Excerpts from a dataset:
•••••

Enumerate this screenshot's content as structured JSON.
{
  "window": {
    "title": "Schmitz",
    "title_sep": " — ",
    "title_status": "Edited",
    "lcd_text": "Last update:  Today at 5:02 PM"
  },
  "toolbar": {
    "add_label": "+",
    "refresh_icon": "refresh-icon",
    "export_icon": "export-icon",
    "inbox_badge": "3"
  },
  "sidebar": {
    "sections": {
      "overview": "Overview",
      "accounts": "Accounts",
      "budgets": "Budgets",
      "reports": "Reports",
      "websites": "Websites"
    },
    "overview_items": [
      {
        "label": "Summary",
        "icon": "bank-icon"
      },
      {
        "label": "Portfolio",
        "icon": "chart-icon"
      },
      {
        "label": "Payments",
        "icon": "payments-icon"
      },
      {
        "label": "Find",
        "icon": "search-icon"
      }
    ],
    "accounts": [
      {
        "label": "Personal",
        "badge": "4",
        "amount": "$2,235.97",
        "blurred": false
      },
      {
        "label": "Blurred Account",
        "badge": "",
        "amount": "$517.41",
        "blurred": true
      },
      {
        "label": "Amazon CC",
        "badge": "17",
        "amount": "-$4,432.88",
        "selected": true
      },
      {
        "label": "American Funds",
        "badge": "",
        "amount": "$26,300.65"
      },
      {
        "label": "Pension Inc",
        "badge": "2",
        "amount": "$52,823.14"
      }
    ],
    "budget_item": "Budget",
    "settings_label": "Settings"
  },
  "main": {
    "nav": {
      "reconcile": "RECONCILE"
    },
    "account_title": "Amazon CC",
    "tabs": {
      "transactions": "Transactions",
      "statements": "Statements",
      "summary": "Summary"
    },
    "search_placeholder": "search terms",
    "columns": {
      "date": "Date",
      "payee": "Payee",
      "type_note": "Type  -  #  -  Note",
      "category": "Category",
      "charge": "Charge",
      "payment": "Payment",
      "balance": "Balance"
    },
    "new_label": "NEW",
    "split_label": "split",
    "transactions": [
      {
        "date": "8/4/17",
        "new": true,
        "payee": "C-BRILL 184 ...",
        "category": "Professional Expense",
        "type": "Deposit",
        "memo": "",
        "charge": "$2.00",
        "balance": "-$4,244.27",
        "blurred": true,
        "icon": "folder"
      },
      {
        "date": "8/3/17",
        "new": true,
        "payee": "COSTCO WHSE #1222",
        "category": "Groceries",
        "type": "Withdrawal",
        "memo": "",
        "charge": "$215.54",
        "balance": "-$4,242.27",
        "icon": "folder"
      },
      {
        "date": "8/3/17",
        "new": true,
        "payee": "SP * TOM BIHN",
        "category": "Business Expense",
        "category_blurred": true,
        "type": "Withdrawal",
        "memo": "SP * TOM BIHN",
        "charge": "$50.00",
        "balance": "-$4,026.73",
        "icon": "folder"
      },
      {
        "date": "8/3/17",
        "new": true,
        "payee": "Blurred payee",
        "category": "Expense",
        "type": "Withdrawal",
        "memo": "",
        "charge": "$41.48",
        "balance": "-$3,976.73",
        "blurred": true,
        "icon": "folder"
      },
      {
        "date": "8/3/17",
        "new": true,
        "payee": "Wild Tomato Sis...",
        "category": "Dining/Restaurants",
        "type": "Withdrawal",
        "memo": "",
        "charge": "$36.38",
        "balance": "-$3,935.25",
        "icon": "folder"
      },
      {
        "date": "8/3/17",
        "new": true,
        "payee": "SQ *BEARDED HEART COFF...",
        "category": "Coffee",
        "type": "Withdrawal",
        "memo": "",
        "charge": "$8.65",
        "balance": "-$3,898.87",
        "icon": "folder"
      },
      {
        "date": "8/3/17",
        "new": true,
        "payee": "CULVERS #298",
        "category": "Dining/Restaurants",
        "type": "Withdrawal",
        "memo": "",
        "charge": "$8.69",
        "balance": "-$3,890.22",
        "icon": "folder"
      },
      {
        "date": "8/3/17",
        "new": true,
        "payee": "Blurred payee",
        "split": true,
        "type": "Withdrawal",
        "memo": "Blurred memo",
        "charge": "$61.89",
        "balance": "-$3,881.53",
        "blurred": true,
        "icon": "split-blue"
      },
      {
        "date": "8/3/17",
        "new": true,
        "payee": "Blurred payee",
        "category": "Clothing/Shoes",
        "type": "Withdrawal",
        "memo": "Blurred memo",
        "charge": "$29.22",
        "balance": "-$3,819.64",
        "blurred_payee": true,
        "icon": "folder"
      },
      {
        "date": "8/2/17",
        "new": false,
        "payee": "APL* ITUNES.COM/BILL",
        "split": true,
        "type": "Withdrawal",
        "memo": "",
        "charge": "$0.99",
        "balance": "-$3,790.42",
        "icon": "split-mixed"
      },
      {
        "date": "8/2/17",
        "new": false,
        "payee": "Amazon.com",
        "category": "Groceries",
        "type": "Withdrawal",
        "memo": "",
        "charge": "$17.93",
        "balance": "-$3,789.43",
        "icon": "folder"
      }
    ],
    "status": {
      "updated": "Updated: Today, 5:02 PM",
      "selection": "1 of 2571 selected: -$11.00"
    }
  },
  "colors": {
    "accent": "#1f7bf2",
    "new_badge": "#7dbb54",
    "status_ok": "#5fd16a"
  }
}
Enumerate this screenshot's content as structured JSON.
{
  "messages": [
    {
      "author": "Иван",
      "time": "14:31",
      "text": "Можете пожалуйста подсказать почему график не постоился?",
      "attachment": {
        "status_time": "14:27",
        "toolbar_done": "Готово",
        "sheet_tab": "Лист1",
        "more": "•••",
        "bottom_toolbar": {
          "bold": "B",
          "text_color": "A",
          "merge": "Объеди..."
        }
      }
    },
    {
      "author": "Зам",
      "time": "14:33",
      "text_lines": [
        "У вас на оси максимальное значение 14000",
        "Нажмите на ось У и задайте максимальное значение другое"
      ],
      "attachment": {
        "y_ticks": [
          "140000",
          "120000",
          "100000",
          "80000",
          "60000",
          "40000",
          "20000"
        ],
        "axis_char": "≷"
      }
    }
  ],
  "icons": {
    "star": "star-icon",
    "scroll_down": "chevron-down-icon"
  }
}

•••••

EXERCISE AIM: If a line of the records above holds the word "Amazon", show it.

SOLUTION TO THIS PROBLEM:
        "label": "Amazon CC",
    "account_title": "Amazon CC",
        "payee": "Amazon.com",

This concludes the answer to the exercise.